Durkan also made reference to the Order entered by Judge Simon yesterday afternoon with regard to the actions of federal law enforcement agents in Portland.

“Should federal forces intervene like they have in Portland, we are prepared to pursue every legal recourse,” Mayor Durkan tweeted Thursday. “A federal judge in Portland has entered an order limiting the actions of federal forces there. We are prepared to seek the same relief if necessary.”

What seems clear from that comment is that Mayor Jenny didn’t actually read Judge Simon’s Order.  I covered this some in my story last night which you can find here, but I want to post here some of the specific terms of his order just so there is no confusion as to what he said federal agents could or could not do in response to provocations from the rioters in Portland:

The Federal Defendants, their agents and employees, and all persons acting under their direction are enjoined from arresting, threatening to arrest, or using physical force directed against any person whom they know or reasonably should know is a Journalist or Legal Observer (as explained below), unless the Federal Defendants have probable cause to believe that such individual has committed a crime…..

The Federal Defendants are not precluded by the Order from issuing otherwise lawful crowd-dispersal orders for a variety of lawful reasons. The Federal Defendants shall not be liable for violating this injunction if a Journalist or Legal Observer is incidentally exposed to crowd-control devices after remaining in the area where such devices were deployed after the issuance of an otherwise lawful dispersal order.

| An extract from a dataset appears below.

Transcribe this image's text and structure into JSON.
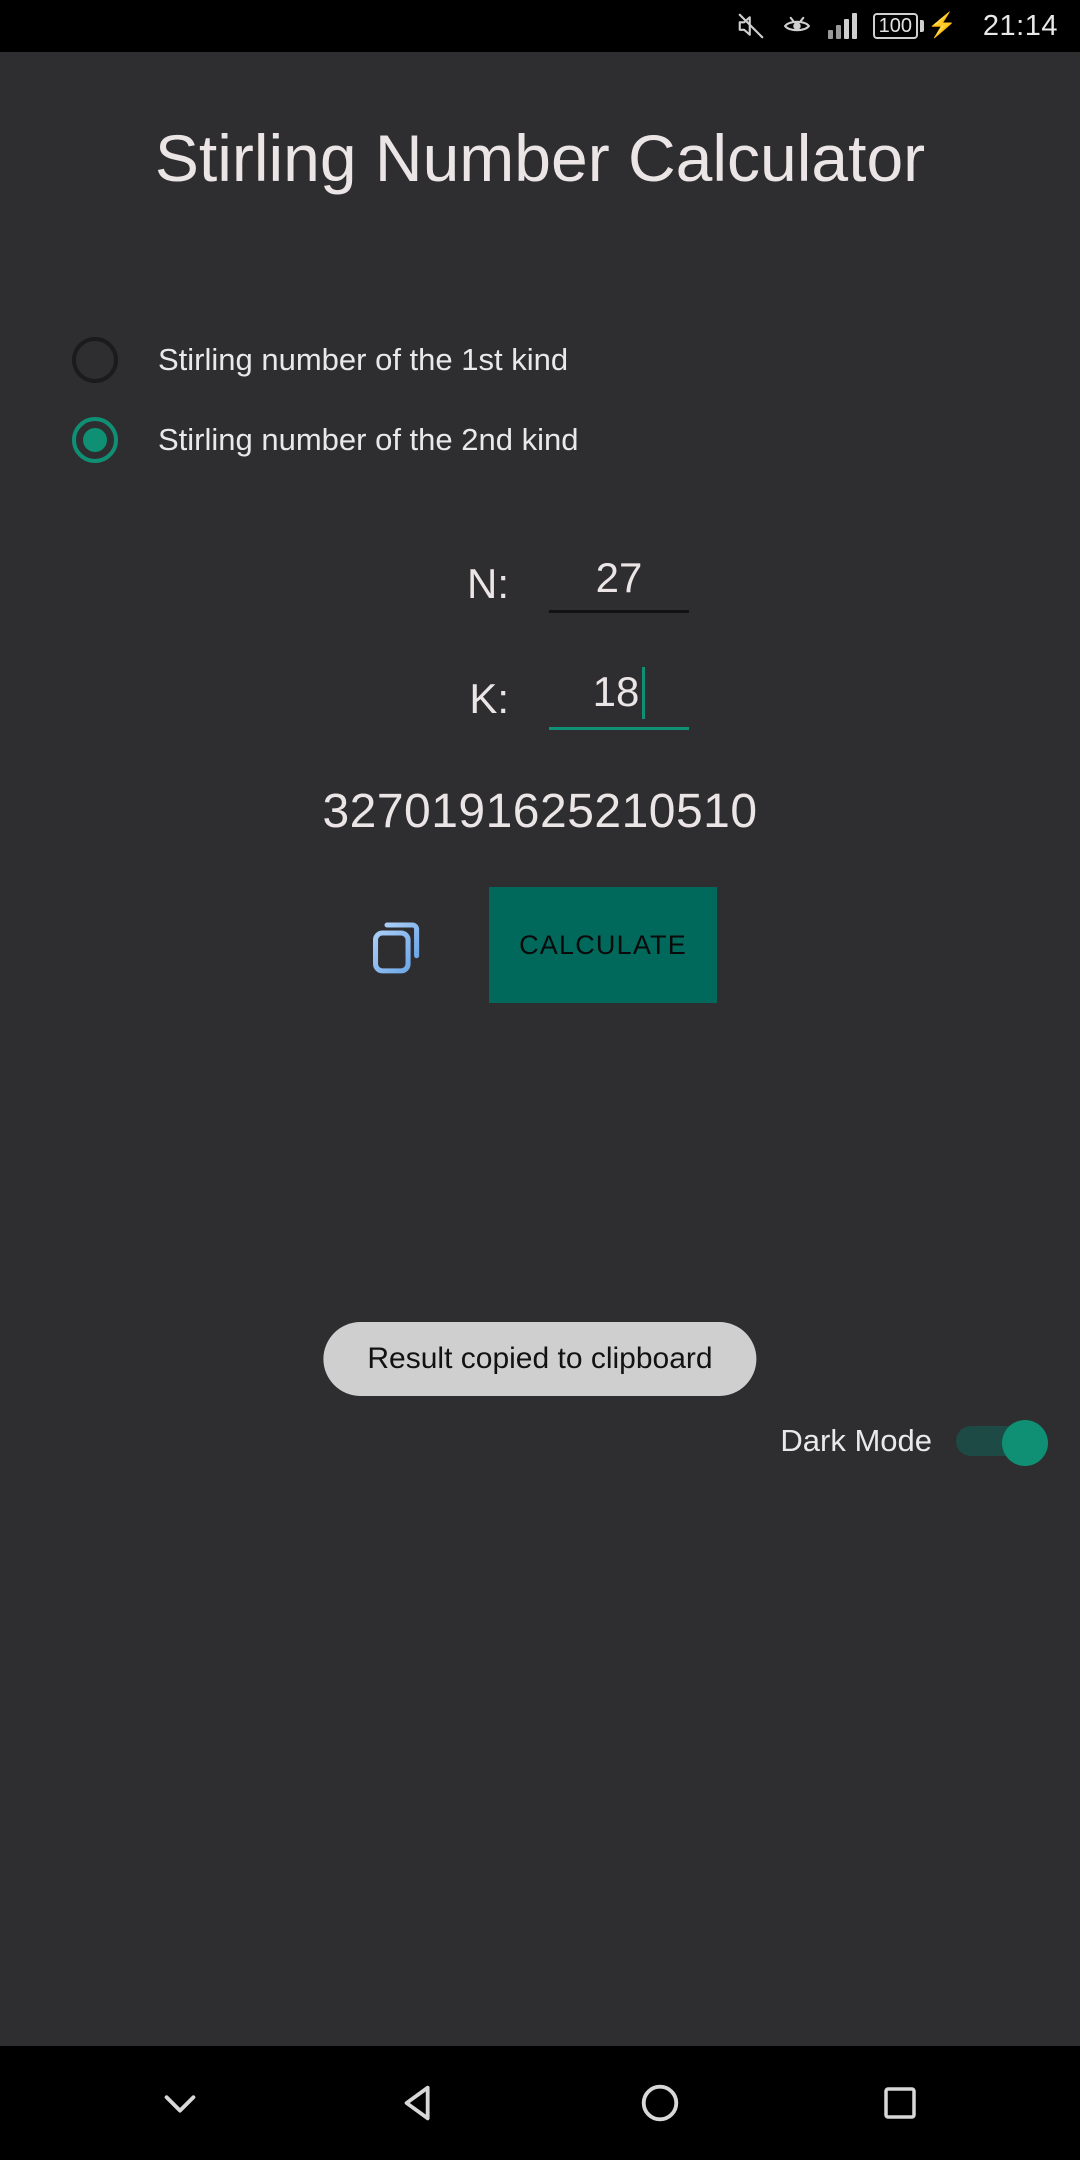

So, to the extent Judge Simon “limited” the actions of the federal agents by directing them to not purposely use physical force targeted at the press and legal observers, you are correct.  But that won’t prevent the feds from aggressively responding to destructive behavior targeted at federal facilities or federal agents.

Mayor Jenny could likely avoid much of what has gone on in Portland if — unlike her counterpart Mayor Wheeler — she directs the Seattle PD to engage in effective crowd control measures rather than send them home at 8:00 pm and surrender the streets to the anarchists.

The demonstrations set for this weekend have been publicly known for several days, so none of this is a surprise.  It will be interesting whether Antifa/BLM makes an effort to “shift the narrative” away from the nightly violence in Portland in order to regain some credibility as mere “protesters” and not violent agitators by their conduct in Seattle.

But we know the MO of Antifa/BLM is to insert themselves into the population of “peaceful” protesters and then commit acts of aggression to agitate the police, and thereafter the protesters after the police respond.

While there may be on the surface some expressed intention to see this weekend’s protests remain “peaceful”, the history of Seattle’s Antifa/BLM groups suggest that is wishful thinking.  These groups crave attention.  Some went to Portland once confrontations with the federal agents began.  Now they’ve gone back to their home turf in Seattle, and I expect they are going to want to steal some of the spotlight back from Portland beginning tonight.

Seattle PD Chief Carmen Best was not a “full-throated” supporter of what Mayor Jenny allowed to happen several weeks ago with the takeover by protesters of the Department’s Eastern Precinct and creation of CHAZ.  It will be interesting to see how she responds tonight and this weekend if similar violence comes from the planned demonstrations, and what she does if violence is directed at the federal property in Seattle.

But, in a change of circumstances from last month when the protests led to the creation of “CHAZ”, a few weeks ago the Seattle City Council passed an ordinance prohibiting the Seattle Police from using “flash-bang” devices or pepper spray to disperse crowds of protesters.   The vote was unanimous.

Seattle residents will find out this weekend that they get the leadership they vote for.